I found the essence of wisdom in the Dao De Jing written by Laozi.
"to see small is wisdom"
"to keep softness is strength"
"to know oneself is wisdom"
"to conquer oneself is strength"
For more about Laozi's wisdom, please read my translation book.
We can reinterpret familiar biblical characters through the eyes of weakness, as we have explored in the case of the historical Jesus. For that purpose, we will briefly look into their personal and communal environment concerning weakness and see how they respond to what they experience, positively or negatively. In this study we limit ourselves to the following characters in the Hebrew Bible (because we dealt with Jesus and Paul): (1) Abraham, (2) Sarah and Hagar, (3) Esau and Jacob, (4) Joseph, (5) Naomi and Ruth, (6) Hannah, (7) Elijah, and (8) Job. With the special reading lens of weakness explored in this book, the familiar stories about these characters will be better or clearer understood in terms of their character or ethics that involves an understanding of weakness and strength.

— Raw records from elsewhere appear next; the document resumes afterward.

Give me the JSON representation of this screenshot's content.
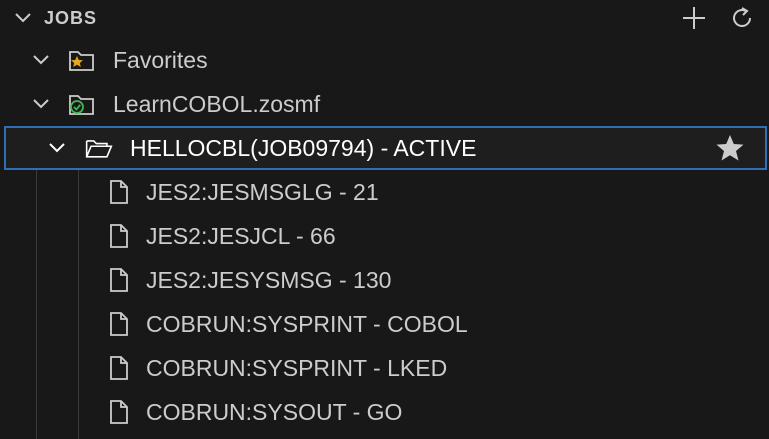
{
  "panel": {
    "title": "JOBS",
    "actions": {
      "add_icon": "plus-icon",
      "refresh_icon": "refresh-icon"
    }
  },
  "tree": {
    "favorites": {
      "label": "Favorites",
      "icon": "folder-star-icon",
      "expanded": true
    },
    "profile": {
      "label": "LearnCOBOL.zosmf",
      "icon": "folder-connected-icon",
      "expanded": true
    },
    "job": {
      "label": "HELLOCBL(JOB09794) - ACTIVE",
      "icon": "folder-open-icon",
      "expanded": true,
      "selected": true,
      "action_icon": "star-icon"
    },
    "spool_files": [
      {
        "label": "JES2:JESMSGLG - 21",
        "icon": "file-icon"
      },
      {
        "label": "JES2:JESJCL - 66",
        "icon": "file-icon"
      },
      {
        "label": "JES2:JESYSMSG - 130",
        "icon": "file-icon"
      },
      {
        "label": "COBRUN:SYSPRINT - COBOL",
        "icon": "file-icon"
      },
      {
        "label": "COBRUN:SYSPRINT - LKED",
        "icon": "file-icon"
      },
      {
        "label": "COBRUN:SYSOUT - GO",
        "icon": "file-icon"
      }
    ]
  },
  "colors": {
    "background": "#181818",
    "text": "#cccccc",
    "selection_border": "#2f6fb5",
    "favorite_star": "#e6a817",
    "connected_check": "#3fb950"
  }
}
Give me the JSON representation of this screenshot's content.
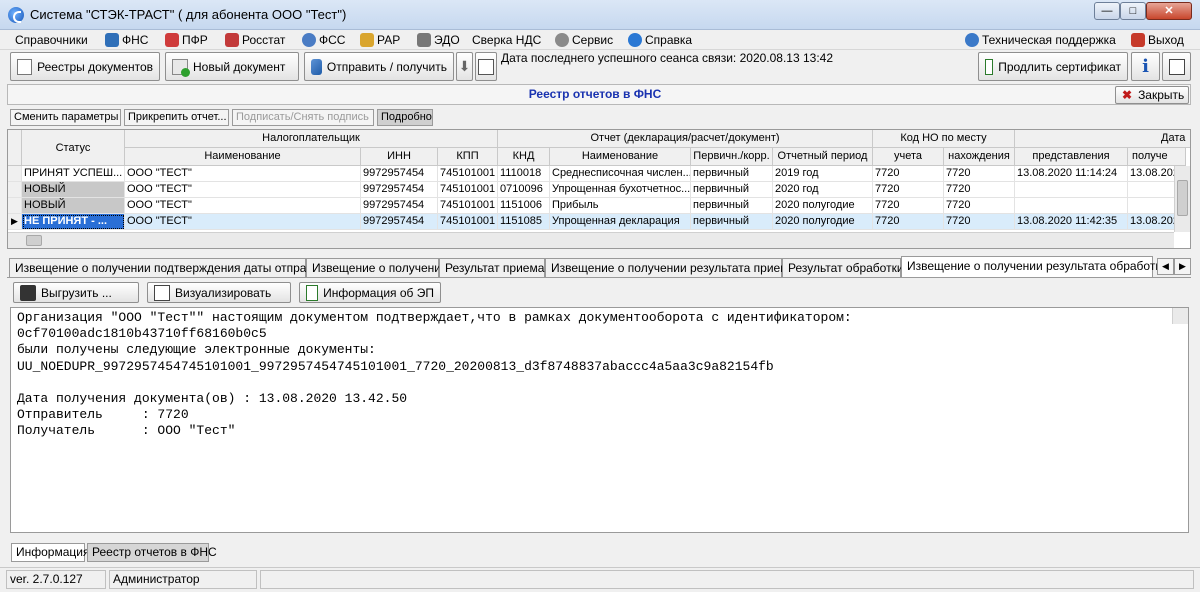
{
  "window": {
    "title": "Система \"СТЭК-ТРАСТ\" ( для абонента ООО \"Тест\")",
    "min": "—",
    "max": "□",
    "close": "✕"
  },
  "menu": {
    "items": [
      "Справочники",
      "ФНС",
      "ПФР",
      "Росстат",
      "ФСС",
      "РАР",
      "ЭДО",
      "Сверка НДС",
      "Сервис",
      "Справка"
    ],
    "support": "Техническая поддержка",
    "exit": "Выход"
  },
  "toolbar": {
    "registries": "Реестры документов",
    "new_doc": "Новый документ",
    "send_receive": "Отправить / получить",
    "last_session": "Дата последнего успешного сеанса связи: 2020.08.13 13:42",
    "extend_cert": "Продлить сертификат",
    "info_glyph": "i"
  },
  "panel": {
    "title": "Реестр отчетов в ФНС",
    "close": "Закрыть"
  },
  "actions": [
    "Сменить параметры",
    "Прикрепить отчет...",
    "Подписать/Снять подпись",
    "Подробно"
  ],
  "grid": {
    "group_headers": {
      "taxpayer": "Налогоплательщик",
      "report": "Отчет (декларация/расчет/документ)",
      "code": "Код НО по месту",
      "date": "Дата"
    },
    "columns": [
      "Статус",
      "Наименование",
      "ИНН",
      "КПП",
      "КНД",
      "Наименование",
      "Первичн./корр.",
      "Отчетный период",
      "учета",
      "нахождения",
      "представления",
      "получе"
    ],
    "rows": [
      [
        "ПРИНЯТ УСПЕШ...",
        "ООО \"ТЕСТ\"",
        "9972957454",
        "745101001",
        "1110018",
        "Среднесписочная числен...",
        "первичный",
        "2019 год",
        "7720",
        "7720",
        "13.08.2020 11:14:24",
        "13.08.202"
      ],
      [
        "НОВЫЙ",
        "ООО \"ТЕСТ\"",
        "9972957454",
        "745101001",
        "0710096",
        "Упрощенная бухотчетнос...",
        "первичный",
        "2020 год",
        "7720",
        "7720",
        "",
        ""
      ],
      [
        "НОВЫЙ",
        "ООО \"ТЕСТ\"",
        "9972957454",
        "745101001",
        "1151006",
        "Прибыль",
        "первичный",
        "2020 полугодие",
        "7720",
        "7720",
        "",
        ""
      ],
      [
        "НЕ ПРИНЯТ - ...",
        "ООО \"ТЕСТ\"",
        "9972957454",
        "745101001",
        "1151085",
        "Упрощенная декларация",
        "первичный",
        "2020 полугодие",
        "7720",
        "7720",
        "13.08.2020 11:42:35",
        "13.08.202"
      ]
    ]
  },
  "tabs": [
    "Извещение о получении подтверждения даты отправки",
    "Извещение о получении",
    "Результат приема",
    "Извещение о получении результата приема",
    "Результат обработки",
    "Извещение о получении результата обработки"
  ],
  "tab_nav": {
    "prev": "◀",
    "next": "▶"
  },
  "doc_buttons": {
    "export": "Выгрузить ...",
    "visualize": "Визуализировать",
    "sig_info": "Информация об ЭП"
  },
  "message_lines": [
    "Организация \"ООО \"Тест\"\" настоящим документом подтверждает,что в рамках документооборота с идентификатором:",
    "0cf70100adc1810b43710ff68160b0c5",
    "были получены следующие электронные документы:",
    "UU_NOEDUPR_9972957454745101001_9972957454745101001_7720_20200813_d3f8748837abaccc4a5aa3c9a82154fb",
    "",
    "Дата получения документа(ов) : 13.08.2020 13.42.50",
    "Отправитель     : 7720",
    "Получатель      : ООО \"Тест\""
  ],
  "bottom_tabs": [
    "Информация",
    "Реестр отчетов в ФНС"
  ],
  "status": {
    "version": "ver. 2.7.0.127",
    "user": "Администратор"
  }
}
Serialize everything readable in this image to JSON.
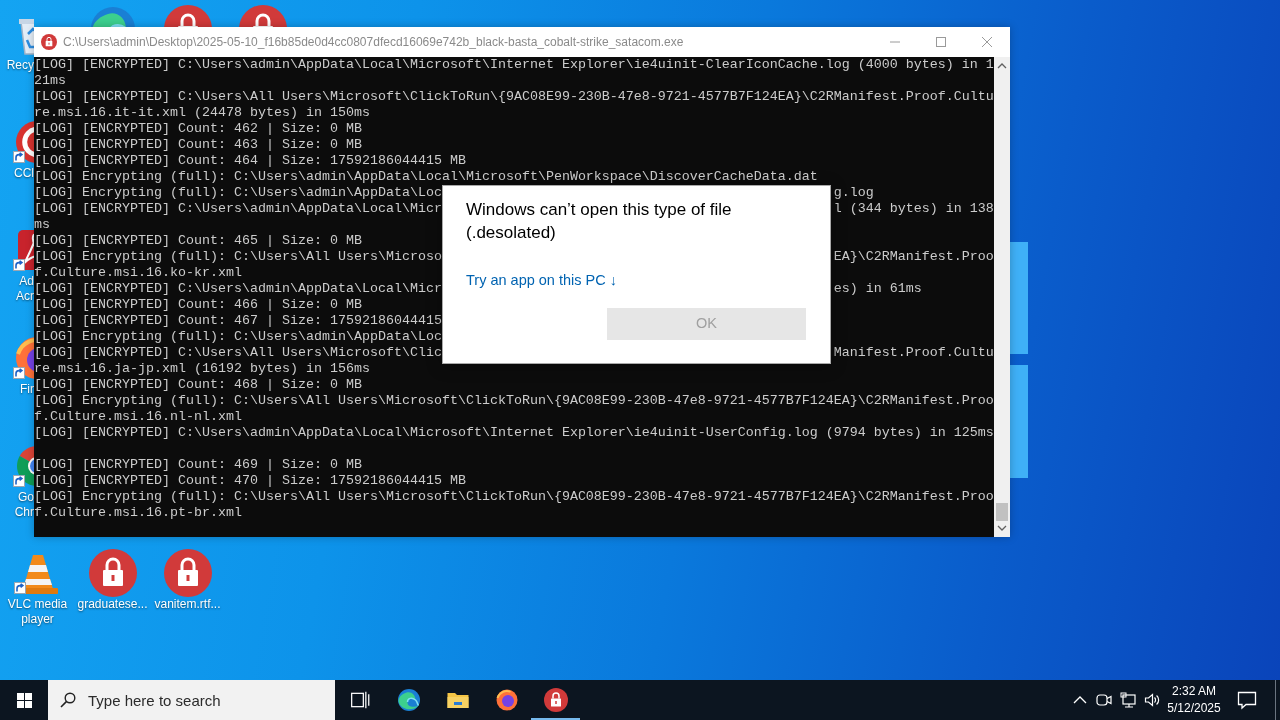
{
  "desktop": {
    "left_column": [
      {
        "kind": "recycle-bin",
        "label": [
          "Recy"
        ],
        "shortcut": false
      },
      {
        "kind": "ccleaner",
        "label": [
          "CCl"
        ],
        "shortcut": true
      },
      {
        "kind": "acrobat",
        "label": [
          "Ad",
          "Acr"
        ],
        "shortcut": true
      },
      {
        "kind": "firefox",
        "label": [
          "Fir"
        ],
        "shortcut": true
      },
      {
        "kind": "chrome",
        "label": [
          "Go",
          "Chr"
        ],
        "shortcut": true
      }
    ],
    "top_row": [
      {
        "kind": "edge"
      },
      {
        "kind": "locked-file"
      },
      {
        "kind": "locked-file"
      }
    ],
    "bottom_row": [
      {
        "kind": "vlc",
        "label": [
          "VLC media player"
        ],
        "shortcut": true
      },
      {
        "kind": "locked-file",
        "label": [
          "graduatese..."
        ],
        "shortcut": false
      },
      {
        "kind": "locked-file",
        "label": [
          "vanitem.rtf..."
        ],
        "shortcut": false
      }
    ]
  },
  "console_window": {
    "title": "C:\\Users\\admin\\Desktop\\2025-05-10_f16b85de0d4cc0807dfecd16069e742b_black-basta_cobalt-strike_satacom.exe",
    "lines": [
      {
        "kind": "text",
        "text": "[LOG] [ENCRYPTED] C:\\Users\\admin\\AppData\\Local\\Microsoft\\Internet Explorer\\ie4uinit-ClearIconCache.log (4000 bytes) in 1"
      },
      {
        "kind": "text",
        "text": "21ms"
      },
      {
        "kind": "text",
        "text": "[LOG] [ENCRYPTED] C:\\Users\\All Users\\Microsoft\\ClickToRun\\{9AC08E99-230B-47e8-9721-4577B7F124EA}\\C2RManifest.Proof.Cultu"
      },
      {
        "kind": "text",
        "text": "re.msi.16.it-it.xml (24478 bytes) in 150ms"
      },
      {
        "kind": "text",
        "text": "[LOG] [ENCRYPTED] Count: 462 | Size: 0 MB"
      },
      {
        "kind": "text",
        "text": "[LOG] [ENCRYPTED] Count: 463 | Size: 0 MB"
      },
      {
        "kind": "text",
        "text": "[LOG] [ENCRYPTED] Count: 464 | Size: 17592186044415 MB"
      },
      {
        "kind": "text",
        "text": "[LOG] Encrypting (full): C:\\Users\\admin\\AppData\\Local\\Microsoft\\PenWorkspace\\DiscoverCacheData.dat"
      },
      {
        "kind": "split",
        "text": "[LOG] Encrypting (full): C:\\Users\\admin\\AppData\\Loc",
        "text_right": "g.log"
      },
      {
        "kind": "split",
        "text": "[LOG] [ENCRYPTED] C:\\Users\\admin\\AppData\\Local\\Micr",
        "text_right": "l (344 bytes) in 138"
      },
      {
        "kind": "text",
        "text": "ms"
      },
      {
        "kind": "text",
        "text": "[LOG] [ENCRYPTED] Count: 465 | Size: 0 MB"
      },
      {
        "kind": "split",
        "text": "[LOG] Encrypting (full): C:\\Users\\All Users\\Microso",
        "text_right": "EA}\\C2RManifest.Proo"
      },
      {
        "kind": "text",
        "text": "f.Culture.msi.16.ko-kr.xml"
      },
      {
        "kind": "split",
        "text": "[LOG] [ENCRYPTED] C:\\Users\\admin\\AppData\\Local\\Micr",
        "text_right": "es) in 61ms"
      },
      {
        "kind": "text",
        "text": "[LOG] [ENCRYPTED] Count: 466 | Size: 0 MB"
      },
      {
        "kind": "text",
        "text": "[LOG] [ENCRYPTED] Count: 467 | Size: 17592186044415"
      },
      {
        "kind": "text",
        "text": "[LOG] Encrypting (full): C:\\Users\\admin\\AppData\\Loc"
      },
      {
        "kind": "split",
        "text": "[LOG] [ENCRYPTED] C:\\Users\\All Users\\Microsoft\\Clic",
        "text_right": "Manifest.Proof.Cultu"
      },
      {
        "kind": "text",
        "text": "re.msi.16.ja-jp.xml (16192 bytes) in 156ms"
      },
      {
        "kind": "text",
        "text": "[LOG] [ENCRYPTED] Count: 468 | Size: 0 MB"
      },
      {
        "kind": "text",
        "text": "[LOG] Encrypting (full): C:\\Users\\All Users\\Microsoft\\ClickToRun\\{9AC08E99-230B-47e8-9721-4577B7F124EA}\\C2RManifest.Proo"
      },
      {
        "kind": "text",
        "text": "f.Culture.msi.16.nl-nl.xml"
      },
      {
        "kind": "text",
        "text": "[LOG] [ENCRYPTED] C:\\Users\\admin\\AppData\\Local\\Microsoft\\Internet Explorer\\ie4uinit-UserConfig.log (9794 bytes) in 125ms"
      },
      {
        "kind": "blank"
      },
      {
        "kind": "text",
        "text": "[LOG] [ENCRYPTED] Count: 469 | Size: 0 MB"
      },
      {
        "kind": "text",
        "text": "[LOG] [ENCRYPTED] Count: 470 | Size: 17592186044415 MB"
      },
      {
        "kind": "text",
        "text": "[LOG] Encrypting (full): C:\\Users\\All Users\\Microsoft\\ClickToRun\\{9AC08E99-230B-47e8-9721-4577B7F124EA}\\C2RManifest.Proo"
      },
      {
        "kind": "text",
        "text": "f.Culture.msi.16.pt-br.xml"
      }
    ]
  },
  "dialog": {
    "message": "Windows can’t open this type of file (.desolated)",
    "link": "Try an app on this PC ↓",
    "ok_button": {
      "label": "OK",
      "disabled": true
    }
  },
  "taskbar": {
    "search": {
      "placeholder": "Type here to search"
    },
    "apps": [
      {
        "kind": "task-view",
        "running": false
      },
      {
        "kind": "edge",
        "running": false
      },
      {
        "kind": "explorer",
        "running": false
      },
      {
        "kind": "firefox",
        "running": false
      },
      {
        "kind": "locked-file",
        "running": true
      }
    ],
    "clock": {
      "time": "2:32 AM",
      "date": "5/12/2025"
    }
  }
}
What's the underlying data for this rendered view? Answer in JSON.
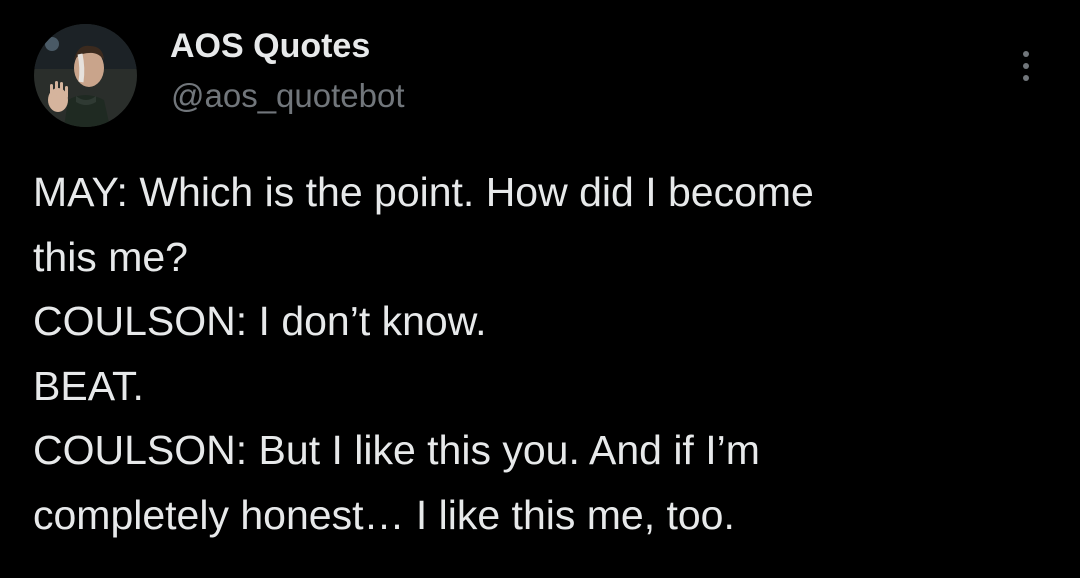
{
  "account": {
    "name": "AOS Quotes",
    "handle": "@aos_quotebot",
    "avatar_icon": "profile-photo"
  },
  "menu": {
    "icon": "more-vertical-icon"
  },
  "tweet": {
    "lines": [
      "MAY: Which is the point. How did I become",
      "this me?",
      "COULSON: I don’t know.",
      "BEAT.",
      "COULSON: But I like this you. And if I’m",
      "completely honest… I like this me, too."
    ]
  },
  "colors": {
    "background": "#000000",
    "primary_text": "#e7e9ea",
    "secondary_text": "#71767b"
  }
}
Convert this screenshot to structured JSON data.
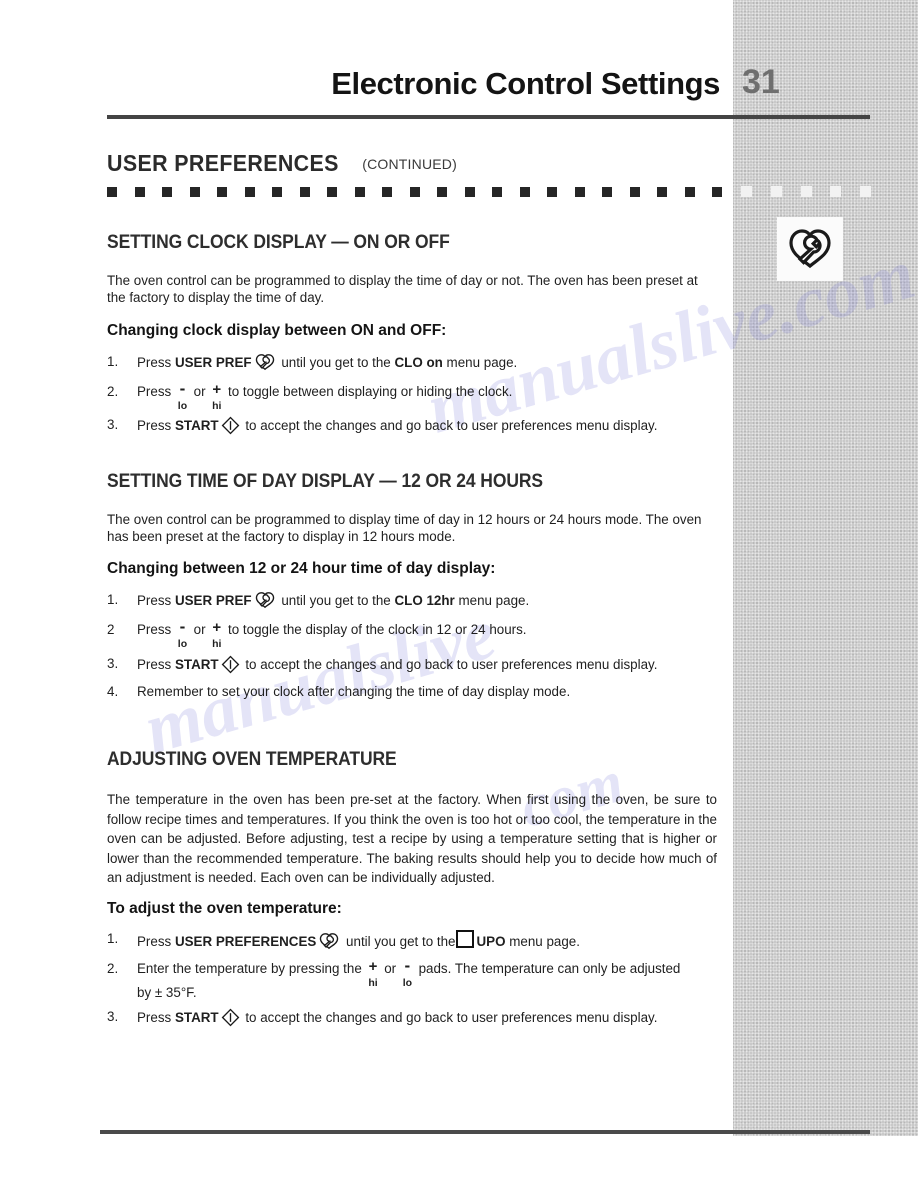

(1) Abraham is the most important character in the Hebrew Bible since he is the beginning of the covenant made between God and Israel. Indeed, he becomes a model of faith by Paul in his letters (Romans and Galatians). In Genesis 12, Abraham is called out of nowhere and nobody; he is weak and old. His hometown is remote in Ur of Chaldea. His ancestors were meager and involved in idol worship. Abraham cannot be hopeful of his future. He cannot dream of it by himself. He does not have his posterity either. He is an archetype of a miserable person. He left his hometown in Ur and settled in Haran, which is still a hard place to live. All this describes his social human condition that is so weak that he cannot hope for any good thing. All of sudden, as far as we know from Genesis, we have to say God’s call is sudden. Abraham is called perhaps because he is ready for God’s call. But we do not know. The point is that he is called by God and is given a new mission that he has to leave for the unknown place of hope. Abraham listens to God and trusts him as he moves forward with new hope. But in fact, Abraham’s faith is not always consistently strong. At one point, his sense of justice for the people in community is so strong that he argues with God, demanding God’s justice for the people in Sodom and Gomorrah. But at other points, like when God asks for the sacrifice of his son Isaac, Abraham is timid or passive about his attitude toward God. If he were caring father, he had to ask God: “What is the purpose of asking me to do this?” But in Genesis 21 readers are not told anything about Abraham’s justice voice. He even lied to his son and did not tell him about what he was going to do. That is a horrible father. He does not care about his son. Where is his fatherhood? Where is his justice voice as he raised issues in Sodom and Gomorrah? Is his son less than people in Sodom and Gomorrah? He is so weak that he falls in fear. Perhaps this father has now blinded faith that cannot discern the will of God. Even if God asks such a nonsensical thing, he had to engage with God and had to say that it is not good. Blind faith is dangerous in that Isaac would have been sacrificed if not for the sudden call from heaven. Abraham followed the order with blind timid faith without engaging with God. Perhaps from the beginning God did not want Abraham to kill his son and offer him as a sacrifice, but only wanted to test him whether he had a faith of discernment or engagement.
UNQUOTEWhat we can learn from Abraham’s long journey of faith is this: He was weak and strong. He never gained faith once and for all. He was weak and called by God; he was strong enough. Nevertheless, he was so weak in his faith that he moved away from earlier strength. His life is made up of ups and downs, turns and twists. That is why I like Abraham. If he was perfect, I would not be able to imitate him and he would not be a model of faith. The important thing is to live a life of faith in the long run. Abraham’s weakness became his strength when he was called by God. His hope or strength was not maintained well as he moved along with his journey. At the end of his journey, he was given a small lot as a burial place. That is not the end of glory. That is the reality we can follow. A great person of faith, in the end, is buried in small lot of land. But his faith life is remembered in both good and bad ways.